A wood with a view
An ancient woodland to explore, with added panorama of the North Devon landscape
Seeing the woods for the trees, and beyond
There's much to see both within and looking out from the reserve. Take a path under mature oaks, ashes and hazel coppice to discover glades of spring woodland flowers, while the level hilltop location, just a few miles south of Barnstaple, gives wide views of the surrounding countryside.
A woodland community in action
Uppacott wood is home to a rich variety of woodland plants, birds, butterflies, lichens and fungi, many of which are indicators of ancient woodland. In spring, woodland flowers such as violets, wood sorrel, betony, sanicle, common twayblade and early purple orchid colour the edges of dappled glades and shady paths, before the leaf canopy closes overhead later in the year.
While these plants are associated with ancient woodland, the mature trees here are no more than 200 years old, giving an insight into past management history. Trees with dead branches are now retained to provide homes for hole nesting birds and the insects on which they feed, as revealed by the drumming of great spotted woodpeckers echoing through the wood.
The woodland was bequeathed to DWT in 1998 by Mr Eustace Ian Scott, who lived at Uppacott Farm. DWT Barnstaple & District Local Group is very actively involved looking after the reserve's wildlife and habitats.
Coppicing, creating glades for flowers and butterflies, hedge steeping (laying), and maintaining path access and signs for visitors, are regularly carried out by the Group, together with wildlife surveys, special nestbox checks, researching the area's history and helping prepare the nature reserve management plan.
Find out more about volunteering at DWT nature reserves.
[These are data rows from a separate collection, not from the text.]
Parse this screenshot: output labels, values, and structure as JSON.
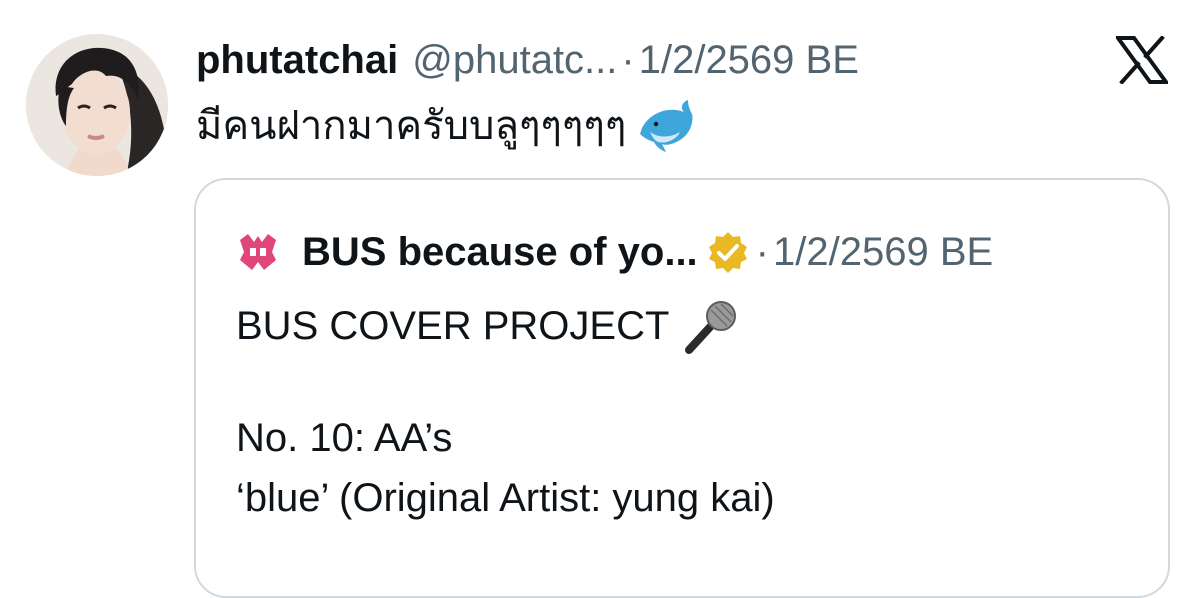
{
  "tweet": {
    "display_name": "phutatchai",
    "handle": "@phutatc...",
    "separator": "·",
    "timestamp": "1/2/2569 BE",
    "text": "มีคนฝากมาครับบลูๆๆๆๆๆ",
    "emoji_icon": "dolphin-icon",
    "avatar_icon": "profile-photo"
  },
  "close_icon": "x-logo-icon",
  "quote": {
    "display_name": "BUS because of yo...",
    "separator": "·",
    "timestamp": "1/2/2569 BE",
    "verified_icon": "gold-verified-badge-icon",
    "avatar_icon": "pink-bus-logo-icon",
    "lines": [
      "BUS COVER PROJECT",
      "No. 10: AA’s",
      "‘blue’ (Original Artist: yung kai)"
    ],
    "line1_emoji_icon": "microphone-icon"
  },
  "colors": {
    "text": "#0f1419",
    "muted": "#536471",
    "border": "#cfd9de",
    "verified": "#e8b923",
    "brand_pink": "#e0457b"
  }
}
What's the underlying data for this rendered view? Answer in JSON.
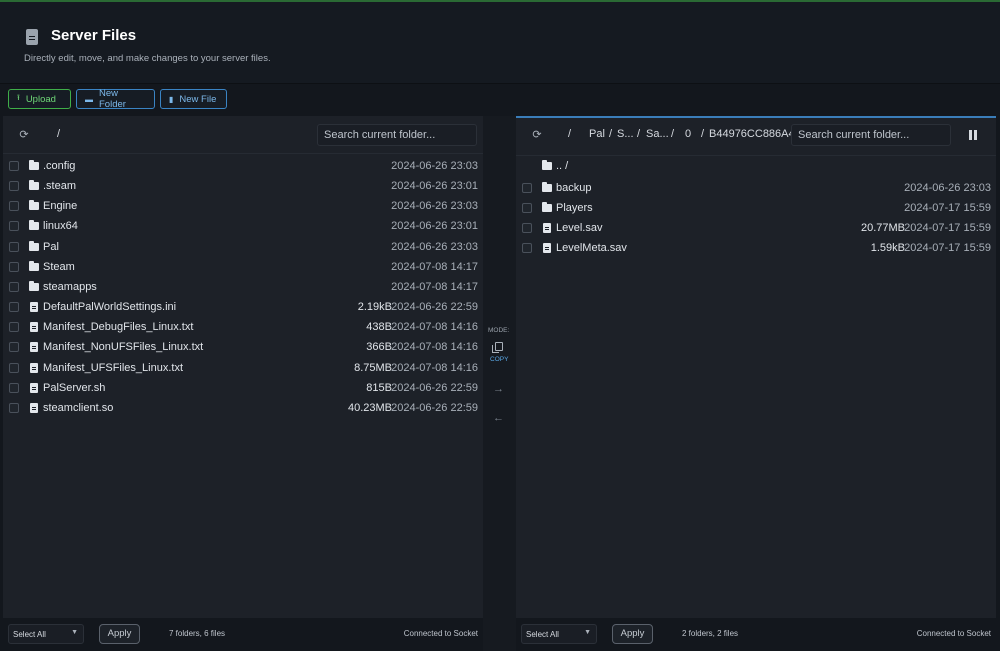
{
  "header": {
    "title": "Server Files",
    "subtitle": "Directly edit, move, and make changes to your server files."
  },
  "toolbar": {
    "upload_label": "Upload",
    "new_folder_label": "New Folder",
    "new_file_label": "New File"
  },
  "left_pane": {
    "path": [
      "/"
    ],
    "search_placeholder": "Search current folder...",
    "items": [
      {
        "type": "folder",
        "name": ".config",
        "size": "",
        "date": "2024-06-26 23:03"
      },
      {
        "type": "folder",
        "name": ".steam",
        "size": "",
        "date": "2024-06-26 23:01"
      },
      {
        "type": "folder",
        "name": "Engine",
        "size": "",
        "date": "2024-06-26 23:03"
      },
      {
        "type": "folder",
        "name": "linux64",
        "size": "",
        "date": "2024-06-26 23:01"
      },
      {
        "type": "folder",
        "name": "Pal",
        "size": "",
        "date": "2024-06-26 23:03"
      },
      {
        "type": "folder",
        "name": "Steam",
        "size": "",
        "date": "2024-07-08 14:17"
      },
      {
        "type": "folder",
        "name": "steamapps",
        "size": "",
        "date": "2024-07-08 14:17"
      },
      {
        "type": "file",
        "name": "DefaultPalWorldSettings.ini",
        "size": "2.19kB",
        "date": "2024-06-26 22:59"
      },
      {
        "type": "file",
        "name": "Manifest_DebugFiles_Linux.txt",
        "size": "438B",
        "date": "2024-07-08 14:16"
      },
      {
        "type": "file",
        "name": "Manifest_NonUFSFiles_Linux.txt",
        "size": "366B",
        "date": "2024-07-08 14:16"
      },
      {
        "type": "file",
        "name": "Manifest_UFSFiles_Linux.txt",
        "size": "8.75MB",
        "date": "2024-07-08 14:16"
      },
      {
        "type": "file",
        "name": "PalServer.sh",
        "size": "815B",
        "date": "2024-06-26 22:59"
      },
      {
        "type": "file",
        "name": "steamclient.so",
        "size": "40.23MB",
        "date": "2024-06-26 22:59"
      }
    ],
    "footer": {
      "select_label": "Select All",
      "apply_label": "Apply",
      "count": "7 folders, 6 files",
      "status": "Connected to Socket"
    }
  },
  "middle": {
    "mode_label": "MODE:",
    "mode_value": "COPY",
    "copy_icon": "copy-icon",
    "arrow_right": "→",
    "arrow_left": "←"
  },
  "right_pane": {
    "path": [
      "/",
      "Pal",
      "/",
      "S...",
      "/",
      "Sa...",
      "/",
      "0",
      "/",
      "B44976CC886A4"
    ],
    "search_placeholder": "Search current folder...",
    "parent_label": ".. /",
    "items": [
      {
        "type": "folder",
        "name": "backup",
        "size": "",
        "date": "2024-06-26 23:03"
      },
      {
        "type": "folder",
        "name": "Players",
        "size": "",
        "date": "2024-07-17 15:59"
      },
      {
        "type": "file",
        "name": "Level.sav",
        "size": "20.77MB",
        "date": "2024-07-17 15:59"
      },
      {
        "type": "file",
        "name": "LevelMeta.sav",
        "size": "1.59kB",
        "date": "2024-07-17 15:59"
      }
    ],
    "footer": {
      "select_label": "Select All",
      "apply_label": "Apply",
      "count": "2 folders, 2 files",
      "status": "Connected to Socket"
    }
  },
  "colors": {
    "upload_accent": "#3fae49",
    "folder_accent": "#3a84c4",
    "background": "#13171d",
    "pane": "#1d2128"
  }
}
The Local Group laid out the path network crossing woodbanks and ditches around the site's 11 compartments. Follow the trail for a tour of the reserve's main features: mature oak woodland, hazel coppice, glades, bramble and fern understorey, and wet woodland with alder and ragged robin.
You may encounter some of the many butterfly, 40 bird and 100 plant species recorded here.
Silver-washed fritillary (photo: M Symes)
The route also passes by a special tree: Devon whitebeam. The whitish downy undersides of the leaves give the tree its common name, along with the fact that this extremely rare endemic species exists in only a few places, mostly in north Devon, and nowhere else in the world. A small tree, late May is the time to see its white flowers dotting the understorey, developing into ripe orange-brown fruits at the end of October.
Devon whitebeam (photo: Dr T Rich)
Species and habitats